Personal Demons is the debut Young Adult novel written by Lisa Desrochers. It follows Frannie Cavanaugh who’s blessed with a gift—maybe curse--that both Heaven and Hell can use. She chooses between Heaven and Hell in the form of Luc and Gabe all while navigating high school. Along the way, she learns about herself--her past, present and future come to light. Personal Demons captures and holds the attention of its audience because of the characters, supreme writing and unexpected ending.

Frannie Cavanaugh, the main character, is not perfect and we fall in love with her for it. If she were, her decision would be an easy one. There’s an old adage--Men want a whore in the bedroom and an angel in public. Well it applies to women too. And Luc and Gabe epitomize this adage. Luc is hot and dangerous and not having him in your bed would seem like a sentence in Hell, but you want to raise children with Gabe.
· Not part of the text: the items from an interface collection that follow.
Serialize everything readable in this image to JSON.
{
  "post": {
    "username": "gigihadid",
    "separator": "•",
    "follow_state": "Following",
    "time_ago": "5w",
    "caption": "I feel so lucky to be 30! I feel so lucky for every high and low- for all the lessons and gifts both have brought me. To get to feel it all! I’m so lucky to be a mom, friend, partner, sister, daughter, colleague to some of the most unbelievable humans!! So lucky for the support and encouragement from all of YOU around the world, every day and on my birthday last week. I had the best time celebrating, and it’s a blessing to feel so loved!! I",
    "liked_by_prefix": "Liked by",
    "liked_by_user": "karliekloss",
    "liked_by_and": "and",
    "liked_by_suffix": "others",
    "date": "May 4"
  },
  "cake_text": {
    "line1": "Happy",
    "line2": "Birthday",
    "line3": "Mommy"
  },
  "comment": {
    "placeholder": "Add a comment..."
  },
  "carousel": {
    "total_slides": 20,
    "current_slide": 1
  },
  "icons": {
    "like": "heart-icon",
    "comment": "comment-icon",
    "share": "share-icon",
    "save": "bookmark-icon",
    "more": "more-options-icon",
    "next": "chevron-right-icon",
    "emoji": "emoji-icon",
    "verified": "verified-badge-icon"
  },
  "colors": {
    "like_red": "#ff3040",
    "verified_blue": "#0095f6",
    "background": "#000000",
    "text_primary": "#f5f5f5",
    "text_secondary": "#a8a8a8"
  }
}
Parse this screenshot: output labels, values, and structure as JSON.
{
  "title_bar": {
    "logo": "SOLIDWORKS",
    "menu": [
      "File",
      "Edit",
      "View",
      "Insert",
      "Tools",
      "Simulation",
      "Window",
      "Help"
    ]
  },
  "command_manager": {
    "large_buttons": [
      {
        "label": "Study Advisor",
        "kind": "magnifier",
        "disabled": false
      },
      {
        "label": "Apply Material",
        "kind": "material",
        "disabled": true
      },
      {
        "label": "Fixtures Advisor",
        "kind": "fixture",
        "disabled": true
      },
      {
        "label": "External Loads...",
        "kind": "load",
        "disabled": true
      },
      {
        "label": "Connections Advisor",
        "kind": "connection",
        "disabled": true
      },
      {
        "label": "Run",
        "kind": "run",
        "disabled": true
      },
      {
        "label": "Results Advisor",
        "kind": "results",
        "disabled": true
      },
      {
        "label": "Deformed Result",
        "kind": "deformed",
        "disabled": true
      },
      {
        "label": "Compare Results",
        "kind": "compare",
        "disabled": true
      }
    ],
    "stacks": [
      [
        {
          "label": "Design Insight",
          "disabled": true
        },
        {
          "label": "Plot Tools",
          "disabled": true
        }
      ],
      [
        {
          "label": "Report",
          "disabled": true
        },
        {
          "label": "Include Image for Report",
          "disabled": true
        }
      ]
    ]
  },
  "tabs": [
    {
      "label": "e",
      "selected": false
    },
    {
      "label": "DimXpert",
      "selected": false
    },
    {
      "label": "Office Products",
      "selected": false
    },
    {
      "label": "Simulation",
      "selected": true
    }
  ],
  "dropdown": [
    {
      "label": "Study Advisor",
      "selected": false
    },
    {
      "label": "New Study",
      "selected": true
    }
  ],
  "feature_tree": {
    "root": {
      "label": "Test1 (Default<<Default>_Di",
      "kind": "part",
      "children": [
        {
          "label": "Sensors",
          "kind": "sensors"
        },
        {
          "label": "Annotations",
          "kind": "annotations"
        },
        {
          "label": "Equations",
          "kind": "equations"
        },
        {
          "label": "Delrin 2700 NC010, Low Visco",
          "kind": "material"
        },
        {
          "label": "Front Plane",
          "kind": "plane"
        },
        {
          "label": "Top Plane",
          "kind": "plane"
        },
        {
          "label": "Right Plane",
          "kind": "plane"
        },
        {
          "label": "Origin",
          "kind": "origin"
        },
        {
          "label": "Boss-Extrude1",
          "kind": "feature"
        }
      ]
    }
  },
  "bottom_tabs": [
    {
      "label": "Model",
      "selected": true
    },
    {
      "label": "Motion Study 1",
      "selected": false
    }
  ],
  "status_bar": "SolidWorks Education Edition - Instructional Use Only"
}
These awesome characters unite with their plot through the writing. The symbolism is rampant and used to give the sense of time, place and character. It goes beyond the fact that Luc represents Hell and Gabe Heaven. Ginger represents lust. And if you’ve ever heard the saying that you can smell fear, after reading Personal Demons you’ll know it smells like grapefruit.

Throw in the fantastically unexpected ending and Personal Demons becomes a book that you can’t put down. I found myself hoping half way through this novel that a ‘white picket fence’ lay somewhere in the future. Even though Personal Demons' 'white picket fence' hardly comes in the traditional form, it did not disappoint.

I truly enjoyed reading Personal Demons for its characters, unexpected ending and fantastic writing of a new and unique world where souls have a taste and a demon can make you run towards Hell instead of away. Personal Demons gets 5 out of 5 stars.

Tuesday, October 5, 2010

Summer Reading: Had me a Blast

2 Young Adult
The Duff by Kody Keplinger
Personal Demons by Lisa Desrochers

1 Horror
The Passage by Justin Cronin

3 Crime Fiction
The Girl with the Dragon Tattoo by Stieg Larsson
The Girl who played with Fire by Stieg Larsson
The Girl who Kicked the Hornet’s Nest by Stieg Larsson

I consider myself a fan of women’s fiction, although by looking at the list I made above you’d never believe it. This is a list of the books I purchased this summer—some read, some not---and there isn’t a women’s fiction or chicklit novel on it. The list is shockingly short to begin with---I enjoyed a lot of surf and sun this summer—but the loyalty to my genre is shocking to me.

I received one women’s fiction book this summer, Good-bye to All That by Margo Candela. But I won it in a contest and not for fabulous writing either. I merely entered my name and address into a contest and the book came in the mail. Ummmm.

So I ask you do you have a favorite genre? If so, do you stick to it or will you read anything with a good story?

Better yet, what books did you buy this summer? Did they cross genres or did you stick steadfastly with YOUR genre?

P.S. I read more books than what is listed above, like Plain Jane by Cristyn West, but those books were given to me free of charge specifically for the purpose of reviewing them. These are the books in which dollars and cents were exchanged.